Action item. Count lines holding the string "Thomas" in the data that follows. Reply with one number only.

Supplied entries: Begin

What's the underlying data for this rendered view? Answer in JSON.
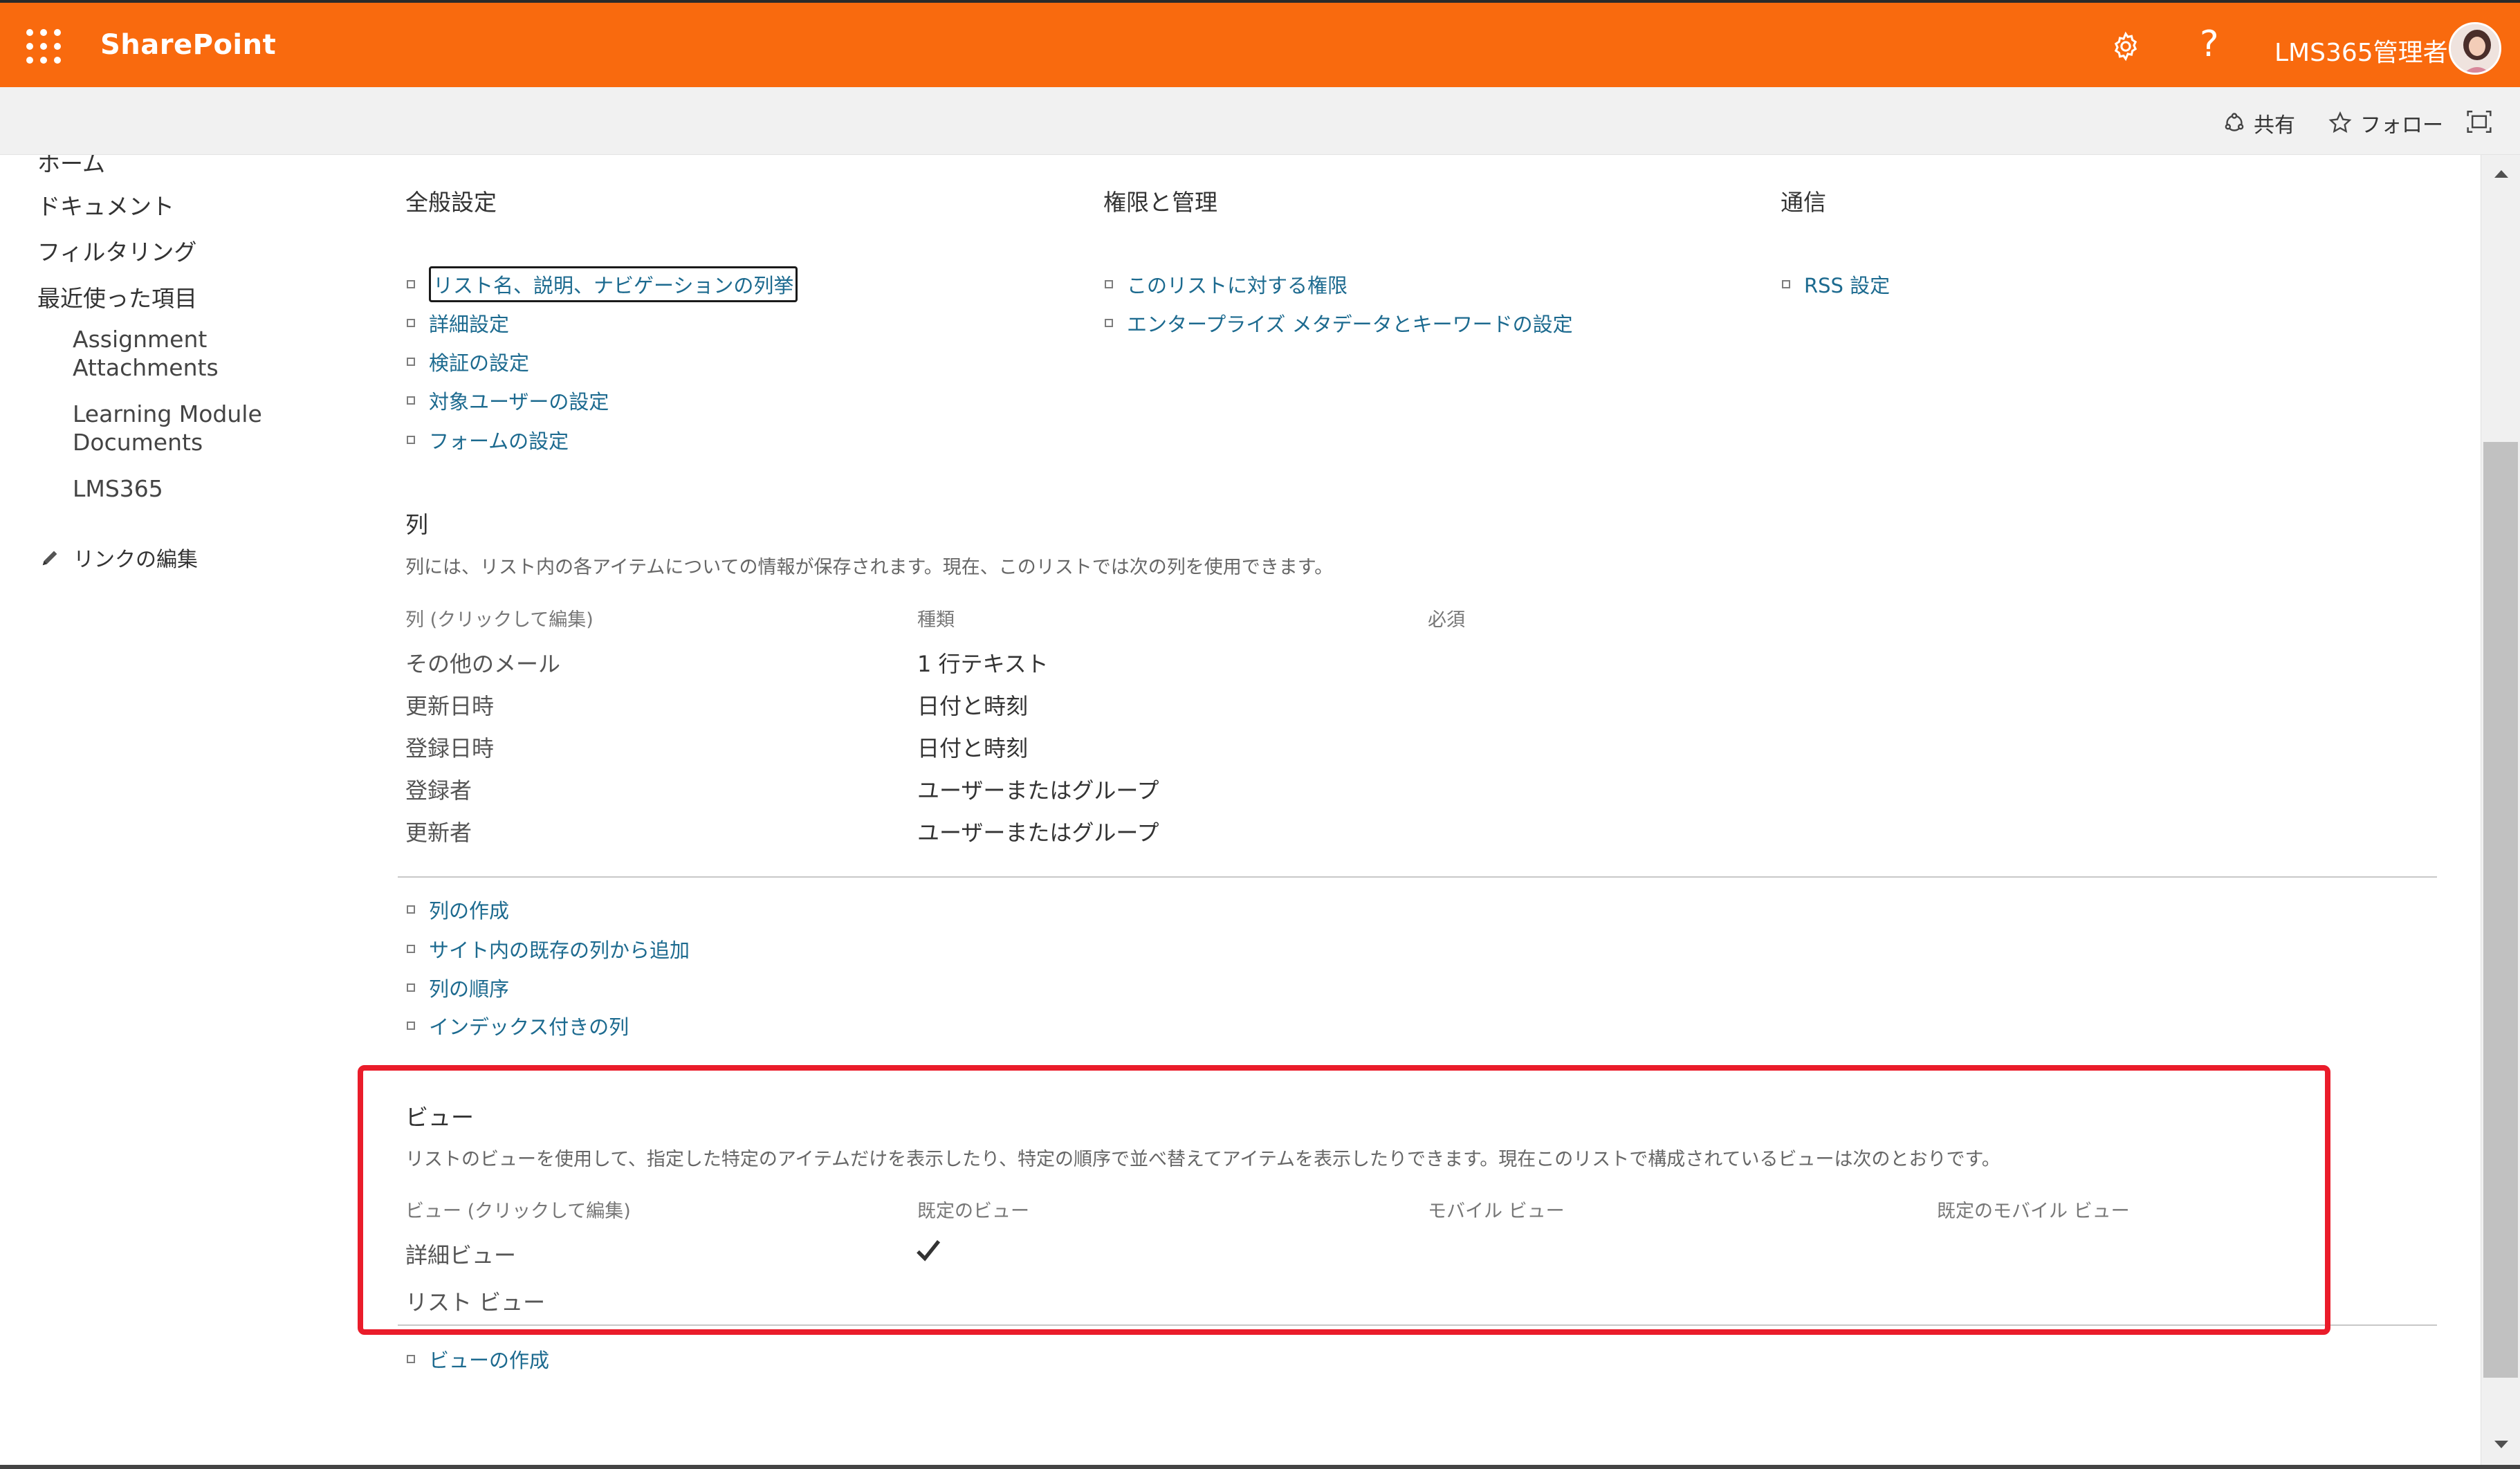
{
  "header": {
    "app_name": "SharePoint",
    "help_label": "?",
    "user_name": "LMS365管理者",
    "brand_color": "#f96a0e"
  },
  "subbar": {
    "share_label": "共有",
    "follow_label": "フォロー"
  },
  "leftnav": {
    "items": [
      {
        "label": "ホーム"
      },
      {
        "label": "ドキュメント"
      },
      {
        "label": "フィルタリング"
      },
      {
        "label": "最近使った項目"
      }
    ],
    "recent": [
      {
        "label": "Assignment Attachments"
      },
      {
        "label": "Learning Module Documents"
      },
      {
        "label": "LMS365"
      }
    ],
    "edit_links_label": "リンクの編集"
  },
  "general_settings": {
    "title": "全般設定",
    "links": [
      {
        "label": "リスト名、説明、ナビゲーションの列挙"
      },
      {
        "label": "詳細設定"
      },
      {
        "label": "検証の設定"
      },
      {
        "label": "対象ユーザーの設定"
      },
      {
        "label": "フォームの設定"
      }
    ]
  },
  "permissions": {
    "title": "権限と管理",
    "links": [
      {
        "label": "このリストに対する権限"
      },
      {
        "label": "エンタープライズ メタデータとキーワードの設定"
      }
    ]
  },
  "communication": {
    "title": "通信",
    "links": [
      {
        "label": "RSS 設定"
      }
    ]
  },
  "columns": {
    "title": "列",
    "description": "列には、リスト内の各アイテムについての情報が保存されます。現在、このリストでは次の列を使用できます。",
    "headers": [
      "列 (クリックして編集)",
      "種類",
      "必須"
    ],
    "rows": [
      {
        "name": "その他のメール",
        "type": "1 行テキスト"
      },
      {
        "name": "更新日時",
        "type": "日付と時刻"
      },
      {
        "name": "登録日時",
        "type": "日付と時刻"
      },
      {
        "name": "登録者",
        "type": "ユーザーまたはグループ"
      },
      {
        "name": "更新者",
        "type": "ユーザーまたはグループ"
      }
    ],
    "links": [
      {
        "label": "列の作成"
      },
      {
        "label": "サイト内の既存の列から追加"
      },
      {
        "label": "列の順序"
      },
      {
        "label": "インデックス付きの列"
      }
    ]
  },
  "views": {
    "title": "ビュー",
    "description": "リストのビューを使用して、指定した特定のアイテムだけを表示したり、特定の順序で並べ替えてアイテムを表示したりできます。現在このリストで構成されているビューは次のとおりです。",
    "headers": [
      "ビュー (クリックして編集)",
      "既定のビュー",
      "モバイル ビュー",
      "既定のモバイル ビュー"
    ],
    "rows": [
      {
        "name": "詳細ビュー",
        "default": true
      },
      {
        "name": "リスト ビュー",
        "default": false
      }
    ],
    "links": [
      {
        "label": "ビューの作成"
      }
    ],
    "highlight_color": "#ea1c2a"
  }
}
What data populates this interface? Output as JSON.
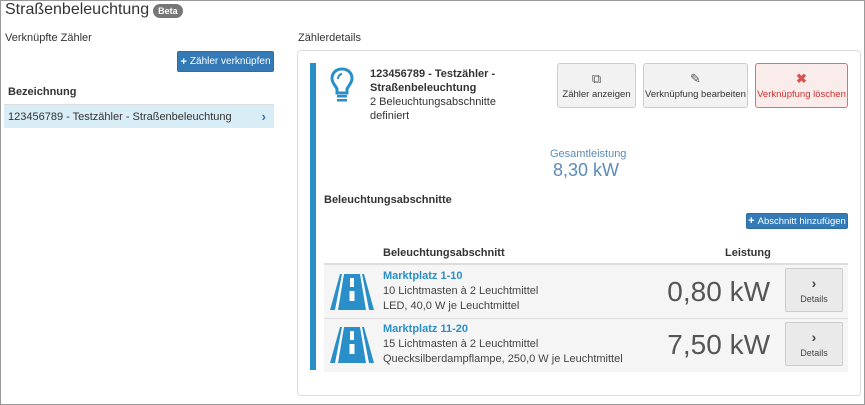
{
  "page": {
    "title": "Straßenbeleuchtung",
    "badge": "Beta"
  },
  "left": {
    "section_label": "Verknüpfte Zähler",
    "link_button": "Zähler verknüpfen",
    "column_header": "Bezeichnung",
    "meters": [
      {
        "label": "123456789 - Testzähler - Straßenbeleuchtung"
      }
    ]
  },
  "right": {
    "section_label": "Zählerdetails",
    "meter": {
      "name": "123456789 - Testzähler - Straßenbeleuchtung",
      "subtitle": "2 Beleuchtungsabschnitte definiert"
    },
    "actions": {
      "show": "Zähler anzeigen",
      "edit": "Verknüpfung bearbeiten",
      "delete": "Verknüpfung löschen"
    },
    "total": {
      "label": "Gesamtleistung",
      "value": "8,30 kW"
    },
    "sections_title": "Beleuchtungsabschnitte",
    "add_section": "Abschnitt hinzufügen",
    "table": {
      "col_section": "Beleuchtungsabschnitt",
      "col_power": "Leistung",
      "rows": [
        {
          "name": "Marktplatz 1-10",
          "line1": "10 Lichtmasten à 2 Leuchtmittel",
          "line2": "LED, 40,0 W je Leuchtmittel",
          "power": "0,80 kW",
          "details": "Details"
        },
        {
          "name": "Marktplatz 11-20",
          "line1": "15 Lichtmasten à 2 Leuchtmittel",
          "line2": "Quecksilberdampflampe, 250,0 W je Leuchtmittel",
          "power": "7,50 kW",
          "details": "Details"
        }
      ]
    }
  },
  "colors": {
    "primary": "#337ab7",
    "accent": "#2a8fc9",
    "danger": "#d9534f",
    "selected_row": "#d9edf7"
  },
  "icons": {
    "meter": "lightbulb-icon",
    "section": "road-icon",
    "show": "external-link-icon",
    "edit": "edit-icon",
    "delete": "times-icon",
    "details": "chevron-right-icon",
    "add": "plus-icon"
  }
}
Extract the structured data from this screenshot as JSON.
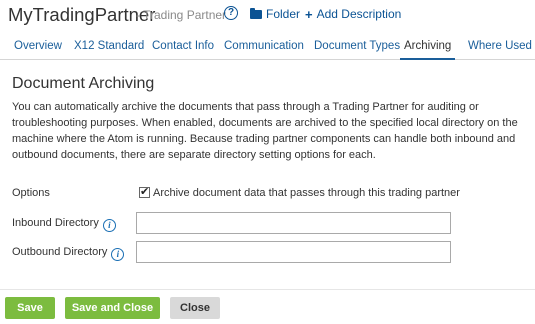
{
  "header": {
    "title": "MyTradingPartner",
    "subtitle": "- Trading Partner",
    "help_glyph": "?",
    "folder_label": "Folder",
    "add_description_label": "Add Description"
  },
  "tabs": [
    {
      "label": "Overview",
      "active": false
    },
    {
      "label": "X12 Standard",
      "active": false
    },
    {
      "label": "Contact Info",
      "active": false
    },
    {
      "label": "Communication",
      "active": false
    },
    {
      "label": "Document Types",
      "active": false
    },
    {
      "label": "Archiving",
      "active": true
    },
    {
      "label": "Where Used",
      "active": false
    }
  ],
  "section": {
    "title": "Document Archiving",
    "description": "You can automatically archive the documents that pass through a Trading Partner for auditing or troubleshooting purposes. When enabled, documents are archived to the specified local directory on the machine where the Atom is running. Because trading partner components can handle both inbound and outbound documents, there are separate directory setting options for each."
  },
  "form": {
    "options_label": "Options",
    "archive_checkbox": {
      "label": "Archive document data that passes through this trading partner",
      "checked": true,
      "check_glyph": "✔"
    },
    "inbound": {
      "label": "Inbound Directory",
      "value": "",
      "info_glyph": "i"
    },
    "outbound": {
      "label": "Outbound Directory",
      "value": "",
      "info_glyph": "i"
    }
  },
  "buttons": {
    "save": "Save",
    "save_and_close": "Save and Close",
    "close": "Close"
  },
  "colors": {
    "link": "#0b5394",
    "tab_link": "#1a5e9a",
    "primary_button": "#7cbc3f",
    "secondary_button": "#d9d9d9"
  },
  "icons": [
    "help-icon",
    "folder-icon",
    "plus-icon",
    "info-icon",
    "checkmark-icon"
  ]
}
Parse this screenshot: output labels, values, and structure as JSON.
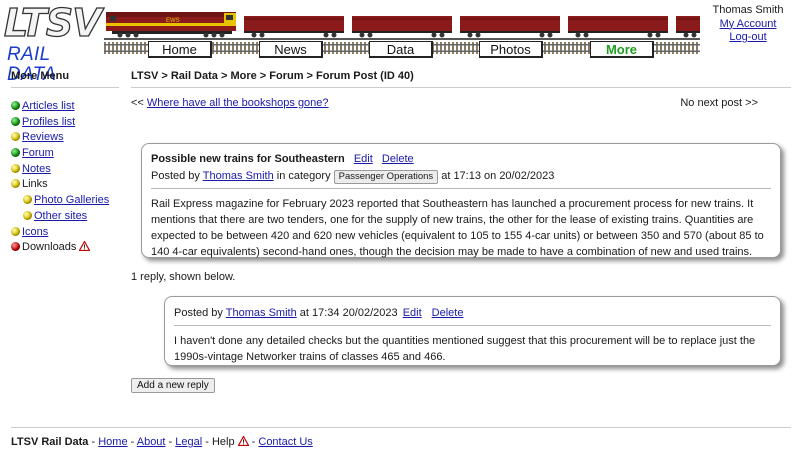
{
  "header": {
    "logo_top": "LTSV",
    "logo_bottom": "RAIL DATA",
    "locomotive_text": "EWS",
    "colors": {
      "train_maroon": "#8b1a1a",
      "train_yellow": "#e8c400",
      "logo_blue": "#1a3dcc",
      "active_tab": "#1f9e1f"
    },
    "nav": [
      {
        "label": "Home",
        "active": false
      },
      {
        "label": "News",
        "active": false
      },
      {
        "label": "Data",
        "active": false
      },
      {
        "label": "Photos",
        "active": false
      },
      {
        "label": "More",
        "active": true
      }
    ],
    "user": {
      "name": "Thomas Smith",
      "account_link": "My Account",
      "logout_link": "Log-out"
    }
  },
  "sidebar": {
    "title": "More Menu",
    "items": [
      {
        "label": "Articles list",
        "dot": "green",
        "link": true
      },
      {
        "label": "Profiles list",
        "dot": "green",
        "link": true
      },
      {
        "label": "Reviews",
        "dot": "yellow",
        "link": true
      },
      {
        "label": "Forum",
        "dot": "green",
        "link": true
      },
      {
        "label": "Notes",
        "dot": "yellow",
        "link": true
      },
      {
        "label": "Links",
        "dot": "yellow",
        "link": false
      },
      {
        "label": "Photo Galleries",
        "dot": "yellow",
        "link": true,
        "sub": true
      },
      {
        "label": "Other sites",
        "dot": "yellow",
        "link": true,
        "sub": true
      },
      {
        "label": "Icons",
        "dot": "yellow",
        "link": true
      },
      {
        "label": "Downloads",
        "dot": "red",
        "link": false,
        "warning_icon": "warning-triangle-icon"
      }
    ]
  },
  "main": {
    "breadcrumb": "LTSV > Rail Data > More > Forum > Forum Post (ID 40)",
    "prev_prefix": "<< ",
    "prev_link": "Where have all the bookshops gone?",
    "next_text": "No next post >>",
    "post": {
      "title": "Possible new trains for Southeastern",
      "edit": "Edit",
      "delete": "Delete",
      "posted_by": "Posted by ",
      "author": "Thomas Smith",
      "in_category": " in category ",
      "category": "Passenger Operations",
      "time": " at 17:13 on 20/02/2023",
      "body": "Rail Express magazine for February 2023 reported that Southeastern has launched a procurement process for new trains. It mentions that there are two tenders, one for the supply of new trains, the other for the lease of existing trains. Quantities are expected to be between 420 and 620 new vehicles (equivalent to 105 to 155 4-car units) or between 350 and 570 (about 85 to 140 4-car equivalents) second-hand ones, though the decision may be made to have a combination of new and used trains."
    },
    "reply_count": "1 reply, shown below.",
    "replies": [
      {
        "posted_by": "Posted by ",
        "author": "Thomas Smith",
        "time": " at 17:34 20/02/2023 ",
        "edit": "Edit",
        "delete": "Delete",
        "body": "I haven't done any detailed checks but the quantities mentioned suggest that this procurement will be to replace just the 1990s-vintage Networker trains of classes 465 and 466."
      }
    ],
    "add_reply": "Add a new reply"
  },
  "footer": {
    "site": "LTSV Rail Data",
    "sep": " - ",
    "home": "Home",
    "about": "About",
    "legal": "Legal",
    "help": "Help",
    "contact": "Contact Us"
  }
}
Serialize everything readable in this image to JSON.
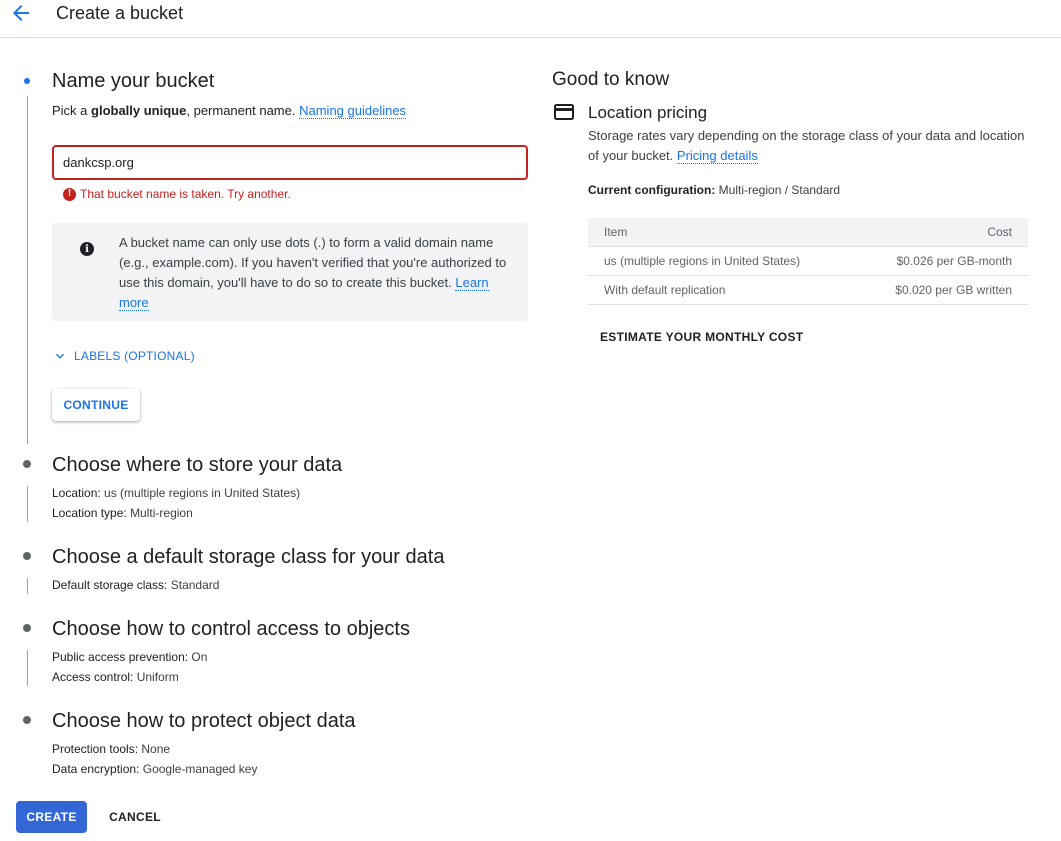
{
  "header": {
    "title": "Create a bucket",
    "back_icon": "arrow-back-icon"
  },
  "step_name": {
    "title": "Name your bucket",
    "subtitle_prefix": "Pick a ",
    "subtitle_bold": "globally unique",
    "subtitle_suffix": ", permanent name.",
    "naming_guidelines_link": "Naming guidelines",
    "input_value": "dankcsp.org",
    "error_text": "That bucket name is taken. Try another.",
    "info_text": "A bucket name can only use dots (.) to form a valid domain name (e.g., example.com). If you haven't verified that you're authorized to use this domain, you'll have to do so to create this bucket.",
    "info_link": "Learn more",
    "labels_toggle": "LABELS (OPTIONAL)",
    "continue_label": "CONTINUE"
  },
  "step_location": {
    "title": "Choose where to store your data",
    "location_key": "Location:",
    "location_value": "us (multiple regions in United States)",
    "type_key": "Location type:",
    "type_value": "Multi-region"
  },
  "step_storage_class": {
    "title": "Choose a default storage class for your data",
    "class_key": "Default storage class:",
    "class_value": "Standard"
  },
  "step_access": {
    "title": "Choose how to control access to objects",
    "prevention_key": "Public access prevention:",
    "prevention_value": "On",
    "control_key": "Access control:",
    "control_value": "Uniform"
  },
  "step_protect": {
    "title": "Choose how to protect object data",
    "tools_key": "Protection tools:",
    "tools_value": "None",
    "encryption_key": "Data encryption:",
    "encryption_value": "Google-managed key"
  },
  "actions": {
    "create_label": "CREATE",
    "cancel_label": "CANCEL"
  },
  "good_to_know": {
    "title": "Good to know",
    "pricing_title": "Location pricing",
    "pricing_desc": "Storage rates vary depending on the storage class of your data and location of your bucket.",
    "pricing_link": "Pricing details",
    "current_config_key": "Current configuration:",
    "current_config_value": "Multi-region / Standard",
    "table": {
      "headers": [
        "Item",
        "Cost"
      ],
      "rows": [
        [
          "us (multiple regions in United States)",
          "$0.026 per GB-month"
        ],
        [
          "With default replication",
          "$0.020 per GB written"
        ]
      ]
    },
    "estimate_label": "ESTIMATE YOUR MONTHLY COST"
  },
  "colors": {
    "accent": "#1a73e8",
    "error": "#c5221f",
    "primary_button": "#3367d6"
  }
}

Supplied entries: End

Response to this exercise. 3